[August 26, 2019] If you want to debate the definition of leadership, ask any two Army Lieutenant to tell you what they think. Usually, an argument will ensue between them regarding what makes up a successful leader. There are a few things; however, they might agree upon – metrics of success.
Some folks will argue that the whole point of this leadership blog is to explore leadership metrics of success and note that the answer lies somewhere between the scientific, measurable realm and the mystical, qualitative. While that is certainly true, it doesn’t move us any closer to gaining a better understanding and it doesn’t help us to be a successful leader.
Below, what I’ve done is scoured the literature on leadership and came up with five metrics of success for leadership. These are not the only ones, of course, but they are standouts. We can qualitatively measure these metrics; although not perfectly. Here are those that make the most difference:
- Reliability: Leadership means being thorough, competent, and professional. If there is a job that needs doing, reliability means that a leader can consistently get it done every time and done right.
- Integrity: Leaders are honest about what they can and cannot accomplish and are up-front about their capabilities, values, and loyalties. The best leaders are also self-policing; meaning they do the right things without being told or supervised.
- Dependable: The top leaders are those that are the “go-to” person who has the ability to distinguish between what they know, what they don’t know, and what they think. Such an ability is rare and is what we mean by dependable.
- Trustworthy: Leaders are always “on point.” They are out front leading people. Developing that trust, where people know you will support and care for them, is crucial to building the trust others must have to make a real leader.
- Coordinate and Cooperate: If a leader cannot follow, then they also cannot lead. Learning to cooperate with others in a team is a crucial skill set. This means to also coordinate multiple team tasks concurrently and bring folks together to achieve a single goal.

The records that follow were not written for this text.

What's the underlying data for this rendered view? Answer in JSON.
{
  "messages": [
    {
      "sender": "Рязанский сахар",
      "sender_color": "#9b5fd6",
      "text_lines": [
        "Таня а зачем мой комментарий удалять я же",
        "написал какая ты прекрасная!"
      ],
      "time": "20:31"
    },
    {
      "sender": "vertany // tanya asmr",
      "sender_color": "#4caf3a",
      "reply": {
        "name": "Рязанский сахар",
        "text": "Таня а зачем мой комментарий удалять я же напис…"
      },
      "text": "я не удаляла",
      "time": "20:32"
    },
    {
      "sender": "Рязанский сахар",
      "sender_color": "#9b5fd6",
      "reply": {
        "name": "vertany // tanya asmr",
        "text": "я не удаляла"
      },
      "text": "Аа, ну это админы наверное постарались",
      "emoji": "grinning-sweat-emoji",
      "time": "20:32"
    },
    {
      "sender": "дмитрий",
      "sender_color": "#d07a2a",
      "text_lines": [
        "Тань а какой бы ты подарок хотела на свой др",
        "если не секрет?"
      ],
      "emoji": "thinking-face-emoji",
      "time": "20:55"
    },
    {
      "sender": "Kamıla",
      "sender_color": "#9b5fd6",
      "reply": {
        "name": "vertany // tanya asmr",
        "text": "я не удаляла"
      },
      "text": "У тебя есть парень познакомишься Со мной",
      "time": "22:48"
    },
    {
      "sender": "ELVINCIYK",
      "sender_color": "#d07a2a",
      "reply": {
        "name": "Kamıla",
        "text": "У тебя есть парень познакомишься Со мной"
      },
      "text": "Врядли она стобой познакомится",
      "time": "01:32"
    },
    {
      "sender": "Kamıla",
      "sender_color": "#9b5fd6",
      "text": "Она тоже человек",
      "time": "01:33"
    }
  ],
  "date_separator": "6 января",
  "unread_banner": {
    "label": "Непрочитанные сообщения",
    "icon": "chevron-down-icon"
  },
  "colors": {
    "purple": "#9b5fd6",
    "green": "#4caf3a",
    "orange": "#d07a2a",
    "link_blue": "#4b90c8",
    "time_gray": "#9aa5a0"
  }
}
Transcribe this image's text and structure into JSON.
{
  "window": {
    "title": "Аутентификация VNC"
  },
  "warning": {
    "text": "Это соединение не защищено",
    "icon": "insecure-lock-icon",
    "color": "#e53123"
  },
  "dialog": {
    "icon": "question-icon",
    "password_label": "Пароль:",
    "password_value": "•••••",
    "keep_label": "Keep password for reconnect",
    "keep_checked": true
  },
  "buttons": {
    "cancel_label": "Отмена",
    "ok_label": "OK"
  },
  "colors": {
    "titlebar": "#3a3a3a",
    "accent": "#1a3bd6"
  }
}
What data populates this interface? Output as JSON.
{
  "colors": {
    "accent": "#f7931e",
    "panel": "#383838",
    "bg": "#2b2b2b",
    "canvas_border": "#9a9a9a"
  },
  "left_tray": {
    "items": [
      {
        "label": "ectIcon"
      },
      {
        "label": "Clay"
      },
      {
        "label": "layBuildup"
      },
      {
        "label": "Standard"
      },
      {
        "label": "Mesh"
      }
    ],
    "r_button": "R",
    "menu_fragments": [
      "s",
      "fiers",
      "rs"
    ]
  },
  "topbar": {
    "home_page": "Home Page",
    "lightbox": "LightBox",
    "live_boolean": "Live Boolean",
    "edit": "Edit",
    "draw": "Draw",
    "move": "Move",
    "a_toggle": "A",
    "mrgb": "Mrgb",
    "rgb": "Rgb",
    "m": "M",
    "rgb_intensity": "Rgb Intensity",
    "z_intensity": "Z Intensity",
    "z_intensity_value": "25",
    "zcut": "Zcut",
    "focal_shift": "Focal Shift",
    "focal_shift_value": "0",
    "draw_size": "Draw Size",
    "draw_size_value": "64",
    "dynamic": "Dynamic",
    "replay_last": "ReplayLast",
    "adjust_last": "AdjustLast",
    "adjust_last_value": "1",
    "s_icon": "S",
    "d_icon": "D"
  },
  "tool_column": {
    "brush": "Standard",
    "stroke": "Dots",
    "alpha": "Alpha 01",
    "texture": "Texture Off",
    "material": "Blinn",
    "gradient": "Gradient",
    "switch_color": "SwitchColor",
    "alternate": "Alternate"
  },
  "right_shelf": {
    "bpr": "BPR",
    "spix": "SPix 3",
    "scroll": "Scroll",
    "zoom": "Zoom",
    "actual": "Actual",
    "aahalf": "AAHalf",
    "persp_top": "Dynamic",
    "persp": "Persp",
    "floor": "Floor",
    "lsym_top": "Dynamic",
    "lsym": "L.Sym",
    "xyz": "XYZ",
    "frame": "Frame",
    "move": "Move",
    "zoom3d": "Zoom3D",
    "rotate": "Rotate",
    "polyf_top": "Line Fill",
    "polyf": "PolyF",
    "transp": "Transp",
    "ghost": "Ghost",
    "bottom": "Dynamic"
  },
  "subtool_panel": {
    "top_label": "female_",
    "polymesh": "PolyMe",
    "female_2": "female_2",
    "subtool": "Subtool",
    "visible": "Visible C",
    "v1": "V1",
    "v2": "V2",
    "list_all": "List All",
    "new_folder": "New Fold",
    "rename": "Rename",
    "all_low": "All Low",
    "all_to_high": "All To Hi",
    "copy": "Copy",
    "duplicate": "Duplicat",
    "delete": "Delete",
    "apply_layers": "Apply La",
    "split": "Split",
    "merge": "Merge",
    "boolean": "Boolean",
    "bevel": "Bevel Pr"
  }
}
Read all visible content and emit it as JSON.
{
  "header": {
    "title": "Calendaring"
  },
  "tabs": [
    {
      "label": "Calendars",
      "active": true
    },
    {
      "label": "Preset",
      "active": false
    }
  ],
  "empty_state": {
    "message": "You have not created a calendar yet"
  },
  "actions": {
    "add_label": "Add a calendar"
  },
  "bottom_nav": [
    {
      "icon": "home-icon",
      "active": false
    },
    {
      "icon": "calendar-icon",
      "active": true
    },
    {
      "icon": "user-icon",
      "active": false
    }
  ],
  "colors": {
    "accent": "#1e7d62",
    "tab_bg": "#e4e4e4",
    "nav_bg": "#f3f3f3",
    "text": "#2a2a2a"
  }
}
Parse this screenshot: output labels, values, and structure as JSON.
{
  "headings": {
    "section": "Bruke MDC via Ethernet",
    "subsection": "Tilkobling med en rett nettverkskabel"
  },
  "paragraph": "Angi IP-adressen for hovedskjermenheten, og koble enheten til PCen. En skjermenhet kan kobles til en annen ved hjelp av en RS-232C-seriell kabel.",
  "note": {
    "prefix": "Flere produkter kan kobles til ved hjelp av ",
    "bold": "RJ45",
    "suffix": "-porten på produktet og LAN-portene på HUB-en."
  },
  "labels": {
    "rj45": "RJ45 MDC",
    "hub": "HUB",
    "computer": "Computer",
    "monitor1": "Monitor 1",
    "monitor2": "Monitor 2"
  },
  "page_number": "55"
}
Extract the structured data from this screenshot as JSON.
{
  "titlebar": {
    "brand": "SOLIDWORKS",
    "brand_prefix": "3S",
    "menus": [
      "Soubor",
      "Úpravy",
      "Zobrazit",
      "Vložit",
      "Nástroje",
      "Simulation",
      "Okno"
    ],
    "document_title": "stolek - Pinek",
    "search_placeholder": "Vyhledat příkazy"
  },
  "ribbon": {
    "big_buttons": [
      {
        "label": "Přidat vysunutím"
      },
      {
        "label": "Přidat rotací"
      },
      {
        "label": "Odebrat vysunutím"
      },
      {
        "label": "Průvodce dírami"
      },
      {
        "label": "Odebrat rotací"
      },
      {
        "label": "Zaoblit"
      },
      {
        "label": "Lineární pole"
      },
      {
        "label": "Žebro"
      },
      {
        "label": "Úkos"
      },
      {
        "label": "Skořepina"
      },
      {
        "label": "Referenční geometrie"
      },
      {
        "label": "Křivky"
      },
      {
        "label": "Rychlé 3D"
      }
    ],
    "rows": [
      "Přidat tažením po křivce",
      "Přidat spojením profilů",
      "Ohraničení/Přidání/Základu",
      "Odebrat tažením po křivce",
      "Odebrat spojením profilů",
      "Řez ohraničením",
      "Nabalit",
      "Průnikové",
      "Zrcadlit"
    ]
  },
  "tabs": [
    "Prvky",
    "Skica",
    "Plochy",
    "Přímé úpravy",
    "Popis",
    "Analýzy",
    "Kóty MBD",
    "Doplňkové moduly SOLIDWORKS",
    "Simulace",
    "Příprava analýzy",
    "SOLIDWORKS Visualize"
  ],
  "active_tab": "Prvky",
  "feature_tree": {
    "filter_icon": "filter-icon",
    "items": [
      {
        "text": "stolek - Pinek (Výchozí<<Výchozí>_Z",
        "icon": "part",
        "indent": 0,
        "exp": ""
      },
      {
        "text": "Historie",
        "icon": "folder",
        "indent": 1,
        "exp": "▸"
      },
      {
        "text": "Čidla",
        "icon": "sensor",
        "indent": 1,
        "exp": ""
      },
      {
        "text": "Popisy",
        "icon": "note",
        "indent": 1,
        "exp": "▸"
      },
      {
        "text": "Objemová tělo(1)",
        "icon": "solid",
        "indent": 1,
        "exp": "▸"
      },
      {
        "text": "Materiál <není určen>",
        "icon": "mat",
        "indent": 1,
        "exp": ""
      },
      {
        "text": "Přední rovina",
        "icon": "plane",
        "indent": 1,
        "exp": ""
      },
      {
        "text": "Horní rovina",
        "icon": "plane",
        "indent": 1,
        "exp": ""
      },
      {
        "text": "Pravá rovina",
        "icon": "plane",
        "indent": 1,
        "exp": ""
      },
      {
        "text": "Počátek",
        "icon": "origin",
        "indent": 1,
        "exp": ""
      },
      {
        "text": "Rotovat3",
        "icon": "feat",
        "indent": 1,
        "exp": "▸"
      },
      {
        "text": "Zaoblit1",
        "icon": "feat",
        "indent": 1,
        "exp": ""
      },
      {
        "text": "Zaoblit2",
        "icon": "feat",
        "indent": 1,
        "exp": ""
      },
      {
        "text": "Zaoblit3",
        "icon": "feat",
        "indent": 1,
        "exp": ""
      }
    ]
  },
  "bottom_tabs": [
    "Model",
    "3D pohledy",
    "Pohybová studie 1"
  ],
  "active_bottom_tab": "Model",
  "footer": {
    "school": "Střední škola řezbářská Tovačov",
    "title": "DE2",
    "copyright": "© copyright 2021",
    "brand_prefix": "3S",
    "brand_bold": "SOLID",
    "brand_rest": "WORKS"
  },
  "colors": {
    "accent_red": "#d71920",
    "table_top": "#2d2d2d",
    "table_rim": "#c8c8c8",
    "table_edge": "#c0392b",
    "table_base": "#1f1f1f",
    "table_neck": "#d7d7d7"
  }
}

As I’ve noted here before, leadership is difficult. These measures of success are those things that any leader, regardless of leadership style or mission difficulty, must be able to accomplish.